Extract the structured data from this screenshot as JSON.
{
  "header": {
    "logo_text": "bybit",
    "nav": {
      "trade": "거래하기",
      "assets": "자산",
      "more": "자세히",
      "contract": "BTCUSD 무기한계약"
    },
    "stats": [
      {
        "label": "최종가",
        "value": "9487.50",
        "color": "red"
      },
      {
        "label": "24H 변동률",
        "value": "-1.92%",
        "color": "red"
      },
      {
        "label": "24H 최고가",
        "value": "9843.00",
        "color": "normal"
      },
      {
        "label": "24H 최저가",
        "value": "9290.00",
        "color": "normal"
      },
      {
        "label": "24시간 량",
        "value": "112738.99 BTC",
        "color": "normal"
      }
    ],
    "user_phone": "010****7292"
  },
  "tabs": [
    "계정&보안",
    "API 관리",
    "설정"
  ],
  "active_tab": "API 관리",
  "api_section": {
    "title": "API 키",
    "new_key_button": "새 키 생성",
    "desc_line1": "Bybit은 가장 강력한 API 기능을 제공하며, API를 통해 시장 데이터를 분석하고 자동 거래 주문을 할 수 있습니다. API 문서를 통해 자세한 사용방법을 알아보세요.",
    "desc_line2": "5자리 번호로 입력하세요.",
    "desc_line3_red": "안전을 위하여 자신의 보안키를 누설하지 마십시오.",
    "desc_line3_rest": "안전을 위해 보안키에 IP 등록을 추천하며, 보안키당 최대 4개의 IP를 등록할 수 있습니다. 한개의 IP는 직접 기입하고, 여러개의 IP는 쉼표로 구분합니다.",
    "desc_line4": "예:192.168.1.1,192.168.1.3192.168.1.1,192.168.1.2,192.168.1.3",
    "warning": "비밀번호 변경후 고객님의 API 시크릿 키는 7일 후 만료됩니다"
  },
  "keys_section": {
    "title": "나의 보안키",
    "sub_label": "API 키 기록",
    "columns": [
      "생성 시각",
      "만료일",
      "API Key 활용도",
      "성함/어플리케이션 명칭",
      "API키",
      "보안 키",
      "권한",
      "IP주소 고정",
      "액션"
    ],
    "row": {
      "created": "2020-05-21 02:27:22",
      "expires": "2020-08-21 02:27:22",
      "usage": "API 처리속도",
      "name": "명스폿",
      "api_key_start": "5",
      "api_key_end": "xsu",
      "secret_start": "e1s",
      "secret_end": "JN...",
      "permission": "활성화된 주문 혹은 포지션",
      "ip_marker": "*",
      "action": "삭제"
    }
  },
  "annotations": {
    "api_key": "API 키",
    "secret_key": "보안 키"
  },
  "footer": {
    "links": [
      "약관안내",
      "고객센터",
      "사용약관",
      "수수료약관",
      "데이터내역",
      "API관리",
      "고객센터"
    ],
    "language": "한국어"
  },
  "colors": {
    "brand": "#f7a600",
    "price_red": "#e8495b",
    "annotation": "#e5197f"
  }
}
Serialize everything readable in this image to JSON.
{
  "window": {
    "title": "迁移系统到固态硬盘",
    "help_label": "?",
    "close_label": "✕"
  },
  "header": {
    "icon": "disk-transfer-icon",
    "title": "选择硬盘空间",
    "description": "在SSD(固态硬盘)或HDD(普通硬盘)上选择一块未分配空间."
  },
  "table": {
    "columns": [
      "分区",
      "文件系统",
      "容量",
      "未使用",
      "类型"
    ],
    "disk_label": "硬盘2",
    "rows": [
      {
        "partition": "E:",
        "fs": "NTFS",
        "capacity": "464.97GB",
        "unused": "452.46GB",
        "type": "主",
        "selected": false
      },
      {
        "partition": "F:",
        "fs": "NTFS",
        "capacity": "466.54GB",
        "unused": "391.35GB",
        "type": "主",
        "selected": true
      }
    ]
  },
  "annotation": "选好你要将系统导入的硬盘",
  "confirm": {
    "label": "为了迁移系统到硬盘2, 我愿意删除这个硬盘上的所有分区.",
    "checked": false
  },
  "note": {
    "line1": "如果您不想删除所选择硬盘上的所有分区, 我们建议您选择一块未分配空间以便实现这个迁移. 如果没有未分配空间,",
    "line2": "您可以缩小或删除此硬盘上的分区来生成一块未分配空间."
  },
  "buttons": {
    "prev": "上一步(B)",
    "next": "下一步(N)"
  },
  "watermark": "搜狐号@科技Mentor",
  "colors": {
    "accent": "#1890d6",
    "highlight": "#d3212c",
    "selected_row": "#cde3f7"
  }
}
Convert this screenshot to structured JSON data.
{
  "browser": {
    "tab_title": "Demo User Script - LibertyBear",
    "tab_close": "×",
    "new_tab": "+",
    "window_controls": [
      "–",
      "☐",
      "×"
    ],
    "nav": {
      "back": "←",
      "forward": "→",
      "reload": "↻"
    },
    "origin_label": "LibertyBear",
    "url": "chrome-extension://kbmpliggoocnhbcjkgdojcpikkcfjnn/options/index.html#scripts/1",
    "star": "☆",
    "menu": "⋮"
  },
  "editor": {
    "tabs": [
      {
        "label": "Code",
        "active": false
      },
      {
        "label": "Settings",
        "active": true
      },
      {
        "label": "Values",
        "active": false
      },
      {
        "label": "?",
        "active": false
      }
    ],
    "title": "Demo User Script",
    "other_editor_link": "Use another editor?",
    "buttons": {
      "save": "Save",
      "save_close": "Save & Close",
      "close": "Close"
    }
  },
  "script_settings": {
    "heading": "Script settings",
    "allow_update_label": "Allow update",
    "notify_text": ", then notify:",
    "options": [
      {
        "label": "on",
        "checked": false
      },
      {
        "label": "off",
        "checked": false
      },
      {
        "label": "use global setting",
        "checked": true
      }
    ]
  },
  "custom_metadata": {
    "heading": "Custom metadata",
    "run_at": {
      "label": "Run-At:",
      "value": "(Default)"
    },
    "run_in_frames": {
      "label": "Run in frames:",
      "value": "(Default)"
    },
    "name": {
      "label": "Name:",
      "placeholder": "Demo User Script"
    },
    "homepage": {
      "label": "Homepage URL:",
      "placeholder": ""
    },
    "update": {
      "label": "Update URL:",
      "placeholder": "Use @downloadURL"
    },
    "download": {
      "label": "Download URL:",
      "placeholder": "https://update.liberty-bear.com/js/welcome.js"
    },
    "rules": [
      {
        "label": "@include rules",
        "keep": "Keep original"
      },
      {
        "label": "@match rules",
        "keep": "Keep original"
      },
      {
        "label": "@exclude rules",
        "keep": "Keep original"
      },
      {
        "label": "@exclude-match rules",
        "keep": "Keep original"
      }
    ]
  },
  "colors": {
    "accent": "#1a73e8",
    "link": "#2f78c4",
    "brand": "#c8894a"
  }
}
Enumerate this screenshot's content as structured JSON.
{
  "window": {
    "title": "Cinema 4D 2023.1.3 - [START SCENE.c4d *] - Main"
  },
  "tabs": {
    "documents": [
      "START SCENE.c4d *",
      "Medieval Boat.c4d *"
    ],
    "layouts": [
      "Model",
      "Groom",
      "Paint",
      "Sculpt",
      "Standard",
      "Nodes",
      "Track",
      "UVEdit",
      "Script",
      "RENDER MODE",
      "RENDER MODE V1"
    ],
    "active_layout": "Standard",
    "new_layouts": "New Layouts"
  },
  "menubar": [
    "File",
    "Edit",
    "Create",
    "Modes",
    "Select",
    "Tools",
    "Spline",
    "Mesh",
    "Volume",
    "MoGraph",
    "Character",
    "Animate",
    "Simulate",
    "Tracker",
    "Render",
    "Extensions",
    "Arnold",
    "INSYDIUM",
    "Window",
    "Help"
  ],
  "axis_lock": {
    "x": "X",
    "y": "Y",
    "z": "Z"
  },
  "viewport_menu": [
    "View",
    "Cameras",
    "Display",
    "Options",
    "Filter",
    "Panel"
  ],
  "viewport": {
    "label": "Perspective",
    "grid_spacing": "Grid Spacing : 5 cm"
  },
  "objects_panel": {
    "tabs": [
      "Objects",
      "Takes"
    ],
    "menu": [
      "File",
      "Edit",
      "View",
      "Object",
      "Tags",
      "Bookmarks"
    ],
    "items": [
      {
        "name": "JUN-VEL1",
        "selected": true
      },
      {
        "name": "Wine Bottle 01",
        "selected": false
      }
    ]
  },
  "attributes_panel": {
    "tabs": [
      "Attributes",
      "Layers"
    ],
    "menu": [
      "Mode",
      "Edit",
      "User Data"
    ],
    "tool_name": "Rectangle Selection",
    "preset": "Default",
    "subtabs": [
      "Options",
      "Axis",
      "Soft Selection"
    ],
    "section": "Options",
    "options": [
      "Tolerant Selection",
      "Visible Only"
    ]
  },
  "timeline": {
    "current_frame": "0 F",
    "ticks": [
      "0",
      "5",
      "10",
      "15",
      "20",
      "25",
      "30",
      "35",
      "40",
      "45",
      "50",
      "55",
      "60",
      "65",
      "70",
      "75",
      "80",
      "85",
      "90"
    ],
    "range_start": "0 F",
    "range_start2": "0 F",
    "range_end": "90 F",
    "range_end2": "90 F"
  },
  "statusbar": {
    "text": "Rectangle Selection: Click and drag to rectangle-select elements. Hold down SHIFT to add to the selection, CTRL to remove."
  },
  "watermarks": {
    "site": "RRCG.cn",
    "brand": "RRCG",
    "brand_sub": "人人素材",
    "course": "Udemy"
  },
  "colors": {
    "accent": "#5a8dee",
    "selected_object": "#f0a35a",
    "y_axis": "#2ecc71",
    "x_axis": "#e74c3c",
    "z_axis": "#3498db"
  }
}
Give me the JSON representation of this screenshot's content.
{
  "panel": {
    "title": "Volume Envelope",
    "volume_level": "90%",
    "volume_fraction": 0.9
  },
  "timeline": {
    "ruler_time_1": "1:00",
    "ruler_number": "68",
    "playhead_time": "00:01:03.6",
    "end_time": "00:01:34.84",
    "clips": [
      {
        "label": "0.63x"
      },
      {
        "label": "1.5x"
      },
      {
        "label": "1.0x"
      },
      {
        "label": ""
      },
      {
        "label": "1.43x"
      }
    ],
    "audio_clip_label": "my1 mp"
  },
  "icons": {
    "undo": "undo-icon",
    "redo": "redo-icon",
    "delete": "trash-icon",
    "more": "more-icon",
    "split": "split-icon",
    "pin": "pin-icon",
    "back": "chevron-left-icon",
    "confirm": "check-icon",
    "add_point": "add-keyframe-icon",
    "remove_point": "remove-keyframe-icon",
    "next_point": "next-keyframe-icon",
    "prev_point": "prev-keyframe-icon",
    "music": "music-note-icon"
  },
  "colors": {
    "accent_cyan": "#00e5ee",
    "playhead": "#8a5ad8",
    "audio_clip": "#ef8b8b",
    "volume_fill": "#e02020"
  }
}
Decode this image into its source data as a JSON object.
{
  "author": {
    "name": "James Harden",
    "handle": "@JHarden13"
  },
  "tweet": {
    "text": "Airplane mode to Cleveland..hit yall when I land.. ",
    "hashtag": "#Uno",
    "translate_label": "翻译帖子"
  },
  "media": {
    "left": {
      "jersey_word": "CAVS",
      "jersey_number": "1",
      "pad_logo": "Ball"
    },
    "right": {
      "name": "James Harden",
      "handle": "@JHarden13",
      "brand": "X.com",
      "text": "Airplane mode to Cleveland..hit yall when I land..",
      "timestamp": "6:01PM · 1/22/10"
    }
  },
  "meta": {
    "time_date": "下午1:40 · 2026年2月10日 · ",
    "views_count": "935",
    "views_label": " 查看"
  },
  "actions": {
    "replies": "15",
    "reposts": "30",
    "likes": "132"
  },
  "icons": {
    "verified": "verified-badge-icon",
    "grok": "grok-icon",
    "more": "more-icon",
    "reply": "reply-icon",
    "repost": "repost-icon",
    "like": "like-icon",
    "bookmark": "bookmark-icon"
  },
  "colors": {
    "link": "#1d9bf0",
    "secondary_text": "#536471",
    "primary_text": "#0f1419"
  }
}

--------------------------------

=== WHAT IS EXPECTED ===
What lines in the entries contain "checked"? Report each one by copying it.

=== WRITTEN SOLUTION ===
    "checked": false
        "checked": false
        "checked": false
        "checked": true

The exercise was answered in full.